■ WHAT TO WORK ON ■
Below are entries to reproduce exactly, apart from their pictures.

■ DATA EXCERPTS ■
%%
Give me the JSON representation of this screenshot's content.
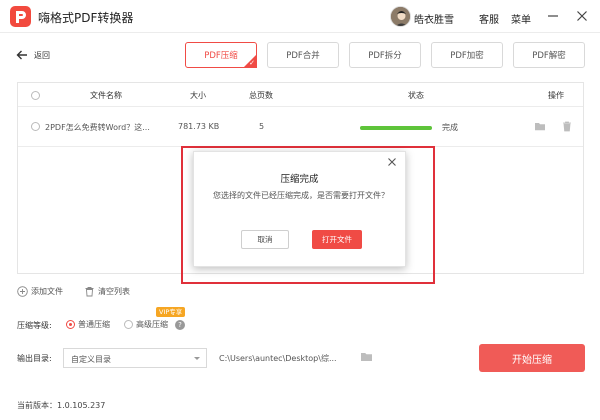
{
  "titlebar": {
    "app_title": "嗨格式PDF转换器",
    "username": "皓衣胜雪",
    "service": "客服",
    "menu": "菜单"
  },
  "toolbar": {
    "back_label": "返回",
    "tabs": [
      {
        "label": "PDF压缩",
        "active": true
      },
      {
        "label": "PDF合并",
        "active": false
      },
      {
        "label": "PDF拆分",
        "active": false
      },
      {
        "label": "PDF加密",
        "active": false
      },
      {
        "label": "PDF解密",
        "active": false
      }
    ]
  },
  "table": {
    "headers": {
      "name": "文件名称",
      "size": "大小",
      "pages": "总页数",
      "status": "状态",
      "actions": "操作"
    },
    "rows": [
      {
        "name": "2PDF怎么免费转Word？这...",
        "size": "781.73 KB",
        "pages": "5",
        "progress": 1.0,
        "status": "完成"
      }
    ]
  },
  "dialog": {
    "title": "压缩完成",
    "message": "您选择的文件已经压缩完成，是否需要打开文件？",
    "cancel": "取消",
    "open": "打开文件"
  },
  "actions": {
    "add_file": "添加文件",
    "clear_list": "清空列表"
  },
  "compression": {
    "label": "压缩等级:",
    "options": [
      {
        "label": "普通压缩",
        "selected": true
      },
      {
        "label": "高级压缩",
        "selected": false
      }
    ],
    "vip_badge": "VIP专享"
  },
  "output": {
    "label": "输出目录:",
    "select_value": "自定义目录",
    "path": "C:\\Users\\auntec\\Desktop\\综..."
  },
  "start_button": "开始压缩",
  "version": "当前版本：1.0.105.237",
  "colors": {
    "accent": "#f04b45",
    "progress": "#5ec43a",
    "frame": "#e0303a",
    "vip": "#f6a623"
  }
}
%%
■ EXERCISE ANSWER ■
Give me the JSON representation of this screenshot's content.
{
  "titlebar": {
    "app_title": "嗨格式PDF转换器",
    "username": "皓衣胜雪",
    "service": "客服",
    "menu": "菜单"
  },
  "toolbar": {
    "back_label": "返回",
    "tabs": [
      {
        "label": "PDF压缩",
        "active": true
      },
      {
        "label": "PDF合并",
        "active": false
      },
      {
        "label": "PDF拆分",
        "active": false
      },
      {
        "label": "PDF加密",
        "active": false
      },
      {
        "label": "PDF解密",
        "active": false
      }
    ]
  },
  "table": {
    "headers": {
      "name": "文件名称",
      "size": "大小",
      "pages": "总页数",
      "status": "状态",
      "actions": "操作"
    },
    "rows": [
      {
        "name": "2PDF怎么免费转Word？这...",
        "size": "781.73 KB",
        "pages": "5",
        "progress": 1.0,
        "status": "完成"
      }
    ]
  },
  "dialog": {
    "title": "压缩完成",
    "message": "您选择的文件已经压缩完成，是否需要打开文件？",
    "cancel": "取消",
    "open": "打开文件"
  },
  "actions": {
    "add_file": "添加文件",
    "clear_list": "清空列表"
  },
  "compression": {
    "label": "压缩等级:",
    "options": [
      {
        "label": "普通压缩",
        "selected": true
      },
      {
        "label": "高级压缩",
        "selected": false
      }
    ],
    "vip_badge": "VIP专享"
  },
  "output": {
    "label": "输出目录:",
    "select_value": "自定义目录",
    "path": "C:\\Users\\auntec\\Desktop\\综..."
  },
  "start_button": "开始压缩",
  "version": "当前版本：1.0.105.237",
  "colors": {
    "accent": "#f04b45",
    "progress": "#5ec43a",
    "frame": "#e0303a",
    "vip": "#f6a623"
  }
}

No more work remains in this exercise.